• _Problem_: Please restate each entry word for word.

Stored data entries
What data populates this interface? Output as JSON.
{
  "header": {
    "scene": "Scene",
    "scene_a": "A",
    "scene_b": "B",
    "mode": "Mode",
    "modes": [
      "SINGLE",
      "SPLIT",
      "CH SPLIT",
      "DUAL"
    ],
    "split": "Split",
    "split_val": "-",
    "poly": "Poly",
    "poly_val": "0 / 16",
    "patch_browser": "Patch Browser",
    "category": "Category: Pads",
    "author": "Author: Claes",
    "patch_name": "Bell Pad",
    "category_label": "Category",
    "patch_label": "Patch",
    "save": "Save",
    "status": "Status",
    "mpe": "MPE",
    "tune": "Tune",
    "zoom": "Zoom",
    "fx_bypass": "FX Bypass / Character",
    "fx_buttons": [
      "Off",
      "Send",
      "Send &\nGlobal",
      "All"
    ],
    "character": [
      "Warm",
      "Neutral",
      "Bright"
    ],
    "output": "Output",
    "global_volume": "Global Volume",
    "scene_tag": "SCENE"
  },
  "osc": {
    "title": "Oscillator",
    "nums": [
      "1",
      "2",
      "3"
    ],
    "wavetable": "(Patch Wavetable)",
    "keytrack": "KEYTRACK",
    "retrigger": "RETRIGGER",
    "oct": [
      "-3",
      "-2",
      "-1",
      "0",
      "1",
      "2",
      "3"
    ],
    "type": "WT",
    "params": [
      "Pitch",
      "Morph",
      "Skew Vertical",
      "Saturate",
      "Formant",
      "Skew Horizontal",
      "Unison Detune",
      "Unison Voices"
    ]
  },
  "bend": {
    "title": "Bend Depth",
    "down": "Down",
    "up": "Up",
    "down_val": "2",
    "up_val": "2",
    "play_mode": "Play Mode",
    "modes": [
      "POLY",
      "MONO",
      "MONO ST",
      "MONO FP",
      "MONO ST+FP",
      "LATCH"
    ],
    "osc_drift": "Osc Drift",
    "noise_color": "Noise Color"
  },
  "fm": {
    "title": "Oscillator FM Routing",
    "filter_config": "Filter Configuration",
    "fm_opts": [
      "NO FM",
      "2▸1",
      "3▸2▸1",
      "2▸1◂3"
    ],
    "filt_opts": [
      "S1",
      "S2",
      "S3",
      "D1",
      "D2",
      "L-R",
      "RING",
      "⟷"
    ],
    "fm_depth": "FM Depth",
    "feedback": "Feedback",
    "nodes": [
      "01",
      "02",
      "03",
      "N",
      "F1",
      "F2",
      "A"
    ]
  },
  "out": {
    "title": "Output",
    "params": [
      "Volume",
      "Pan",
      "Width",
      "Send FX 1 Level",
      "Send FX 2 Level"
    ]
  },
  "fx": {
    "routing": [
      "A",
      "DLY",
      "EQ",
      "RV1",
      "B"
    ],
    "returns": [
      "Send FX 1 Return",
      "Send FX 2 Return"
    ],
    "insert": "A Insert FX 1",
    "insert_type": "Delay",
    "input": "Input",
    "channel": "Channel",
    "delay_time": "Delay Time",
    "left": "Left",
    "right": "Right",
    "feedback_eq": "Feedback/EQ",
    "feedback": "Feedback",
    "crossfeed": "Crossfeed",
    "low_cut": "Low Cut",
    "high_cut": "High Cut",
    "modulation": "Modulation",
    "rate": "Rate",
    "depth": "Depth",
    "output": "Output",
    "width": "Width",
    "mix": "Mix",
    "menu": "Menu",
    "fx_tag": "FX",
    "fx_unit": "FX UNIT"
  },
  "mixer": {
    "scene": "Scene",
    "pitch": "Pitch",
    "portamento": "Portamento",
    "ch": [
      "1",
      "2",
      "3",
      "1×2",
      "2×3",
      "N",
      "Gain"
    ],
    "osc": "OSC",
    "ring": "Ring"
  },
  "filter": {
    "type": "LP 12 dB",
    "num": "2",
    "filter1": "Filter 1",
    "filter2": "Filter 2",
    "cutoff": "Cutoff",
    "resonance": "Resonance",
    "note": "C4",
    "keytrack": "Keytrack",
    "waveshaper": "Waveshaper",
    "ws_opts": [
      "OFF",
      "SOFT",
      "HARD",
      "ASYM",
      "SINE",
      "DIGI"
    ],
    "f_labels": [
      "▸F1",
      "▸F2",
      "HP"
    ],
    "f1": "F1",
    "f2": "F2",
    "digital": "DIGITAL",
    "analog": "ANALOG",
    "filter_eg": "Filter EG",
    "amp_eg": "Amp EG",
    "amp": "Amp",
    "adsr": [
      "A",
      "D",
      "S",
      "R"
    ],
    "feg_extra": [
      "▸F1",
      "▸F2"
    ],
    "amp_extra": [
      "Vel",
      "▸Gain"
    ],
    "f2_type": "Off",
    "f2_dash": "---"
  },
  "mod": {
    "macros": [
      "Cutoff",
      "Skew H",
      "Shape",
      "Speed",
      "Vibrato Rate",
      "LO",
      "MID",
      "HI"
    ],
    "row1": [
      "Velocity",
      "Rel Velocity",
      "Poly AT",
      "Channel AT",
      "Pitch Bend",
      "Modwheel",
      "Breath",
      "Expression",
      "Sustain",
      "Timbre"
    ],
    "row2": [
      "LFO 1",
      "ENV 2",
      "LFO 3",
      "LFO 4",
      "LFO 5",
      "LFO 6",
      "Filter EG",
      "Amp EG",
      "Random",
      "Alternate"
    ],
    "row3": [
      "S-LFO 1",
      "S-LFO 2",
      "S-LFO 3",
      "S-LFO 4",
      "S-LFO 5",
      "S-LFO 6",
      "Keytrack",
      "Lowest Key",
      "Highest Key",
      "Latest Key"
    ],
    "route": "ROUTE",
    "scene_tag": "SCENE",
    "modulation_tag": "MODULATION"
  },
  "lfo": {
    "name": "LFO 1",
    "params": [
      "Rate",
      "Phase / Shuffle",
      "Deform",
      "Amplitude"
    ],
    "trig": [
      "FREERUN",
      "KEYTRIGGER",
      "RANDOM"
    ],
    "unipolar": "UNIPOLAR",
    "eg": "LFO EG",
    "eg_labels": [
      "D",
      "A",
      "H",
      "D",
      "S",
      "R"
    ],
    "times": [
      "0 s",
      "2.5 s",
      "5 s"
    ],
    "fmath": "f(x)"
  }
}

• _Reply to the task_:
What data populates this interface? Output as JSON.
{
  "header": {
    "scene": "Scene",
    "scene_a": "A",
    "scene_b": "B",
    "mode": "Mode",
    "modes": [
      "SINGLE",
      "SPLIT",
      "CH SPLIT",
      "DUAL"
    ],
    "split": "Split",
    "split_val": "-",
    "poly": "Poly",
    "poly_val": "0 / 16",
    "patch_browser": "Patch Browser",
    "category": "Category: Pads",
    "author": "Author: Claes",
    "patch_name": "Bell Pad",
    "category_label": "Category",
    "patch_label": "Patch",
    "save": "Save",
    "status": "Status",
    "mpe": "MPE",
    "tune": "Tune",
    "zoom": "Zoom",
    "fx_bypass": "FX Bypass / Character",
    "fx_buttons": [
      "Off",
      "Send",
      "Send &\nGlobal",
      "All"
    ],
    "character": [
      "Warm",
      "Neutral",
      "Bright"
    ],
    "output": "Output",
    "global_volume": "Global Volume",
    "scene_tag": "SCENE"
  },
  "osc": {
    "title": "Oscillator",
    "nums": [
      "1",
      "2",
      "3"
    ],
    "wavetable": "(Patch Wavetable)",
    "keytrack": "KEYTRACK",
    "retrigger": "RETRIGGER",
    "oct": [
      "-3",
      "-2",
      "-1",
      "0",
      "1",
      "2",
      "3"
    ],
    "type": "WT",
    "params": [
      "Pitch",
      "Morph",
      "Skew Vertical",
      "Saturate",
      "Formant",
      "Skew Horizontal",
      "Unison Detune",
      "Unison Voices"
    ]
  },
  "bend": {
    "title": "Bend Depth",
    "down": "Down",
    "up": "Up",
    "down_val": "2",
    "up_val": "2",
    "play_mode": "Play Mode",
    "modes": [
      "POLY",
      "MONO",
      "MONO ST",
      "MONO FP",
      "MONO ST+FP",
      "LATCH"
    ],
    "osc_drift": "Osc Drift",
    "noise_color": "Noise Color"
  },
  "fm": {
    "title": "Oscillator FM Routing",
    "filter_config": "Filter Configuration",
    "fm_opts": [
      "NO FM",
      "2▸1",
      "3▸2▸1",
      "2▸1◂3"
    ],
    "filt_opts": [
      "S1",
      "S2",
      "S3",
      "D1",
      "D2",
      "L-R",
      "RING",
      "⟷"
    ],
    "fm_depth": "FM Depth",
    "feedback": "Feedback",
    "nodes": [
      "01",
      "02",
      "03",
      "N",
      "F1",
      "F2",
      "A"
    ]
  },
  "out": {
    "title": "Output",
    "params": [
      "Volume",
      "Pan",
      "Width",
      "Send FX 1 Level",
      "Send FX 2 Level"
    ]
  },
  "fx": {
    "routing": [
      "A",
      "DLY",
      "EQ",
      "RV1",
      "B"
    ],
    "returns": [
      "Send FX 1 Return",
      "Send FX 2 Return"
    ],
    "insert": "A Insert FX 1",
    "insert_type": "Delay",
    "input": "Input",
    "channel": "Channel",
    "delay_time": "Delay Time",
    "left": "Left",
    "right": "Right",
    "feedback_eq": "Feedback/EQ",
    "feedback": "Feedback",
    "crossfeed": "Crossfeed",
    "low_cut": "Low Cut",
    "high_cut": "High Cut",
    "modulation": "Modulation",
    "rate": "Rate",
    "depth": "Depth",
    "output": "Output",
    "width": "Width",
    "mix": "Mix",
    "menu": "Menu",
    "fx_tag": "FX",
    "fx_unit": "FX UNIT"
  },
  "mixer": {
    "scene": "Scene",
    "pitch": "Pitch",
    "portamento": "Portamento",
    "ch": [
      "1",
      "2",
      "3",
      "1×2",
      "2×3",
      "N",
      "Gain"
    ],
    "osc": "OSC",
    "ring": "Ring"
  },
  "filter": {
    "type": "LP 12 dB",
    "num": "2",
    "filter1": "Filter 1",
    "filter2": "Filter 2",
    "cutoff": "Cutoff",
    "resonance": "Resonance",
    "note": "C4",
    "keytrack": "Keytrack",
    "waveshaper": "Waveshaper",
    "ws_opts": [
      "OFF",
      "SOFT",
      "HARD",
      "ASYM",
      "SINE",
      "DIGI"
    ],
    "f_labels": [
      "▸F1",
      "▸F2",
      "HP"
    ],
    "f1": "F1",
    "f2": "F2",
    "digital": "DIGITAL",
    "analog": "ANALOG",
    "filter_eg": "Filter EG",
    "amp_eg": "Amp EG",
    "amp": "Amp",
    "adsr": [
      "A",
      "D",
      "S",
      "R"
    ],
    "feg_extra": [
      "▸F1",
      "▸F2"
    ],
    "amp_extra": [
      "Vel",
      "▸Gain"
    ],
    "f2_type": "Off",
    "f2_dash": "---"
  },
  "mod": {
    "macros": [
      "Cutoff",
      "Skew H",
      "Shape",
      "Speed",
      "Vibrato Rate",
      "LO",
      "MID",
      "HI"
    ],
    "row1": [
      "Velocity",
      "Rel Velocity",
      "Poly AT",
      "Channel AT",
      "Pitch Bend",
      "Modwheel",
      "Breath",
      "Expression",
      "Sustain",
      "Timbre"
    ],
    "row2": [
      "LFO 1",
      "ENV 2",
      "LFO 3",
      "LFO 4",
      "LFO 5",
      "LFO 6",
      "Filter EG",
      "Amp EG",
      "Random",
      "Alternate"
    ],
    "row3": [
      "S-LFO 1",
      "S-LFO 2",
      "S-LFO 3",
      "S-LFO 4",
      "S-LFO 5",
      "S-LFO 6",
      "Keytrack",
      "Lowest Key",
      "Highest Key",
      "Latest Key"
    ],
    "route": "ROUTE",
    "scene_tag": "SCENE",
    "modulation_tag": "MODULATION"
  },
  "lfo": {
    "name": "LFO 1",
    "params": [
      "Rate",
      "Phase / Shuffle",
      "Deform",
      "Amplitude"
    ],
    "trig": [
      "FREERUN",
      "KEYTRIGGER",
      "RANDOM"
    ],
    "unipolar": "UNIPOLAR",
    "eg": "LFO EG",
    "eg_labels": [
      "D",
      "A",
      "H",
      "D",
      "S",
      "R"
    ],
    "times": [
      "0 s",
      "2.5 s",
      "5 s"
    ],
    "fmath": "f(x)"
  }
}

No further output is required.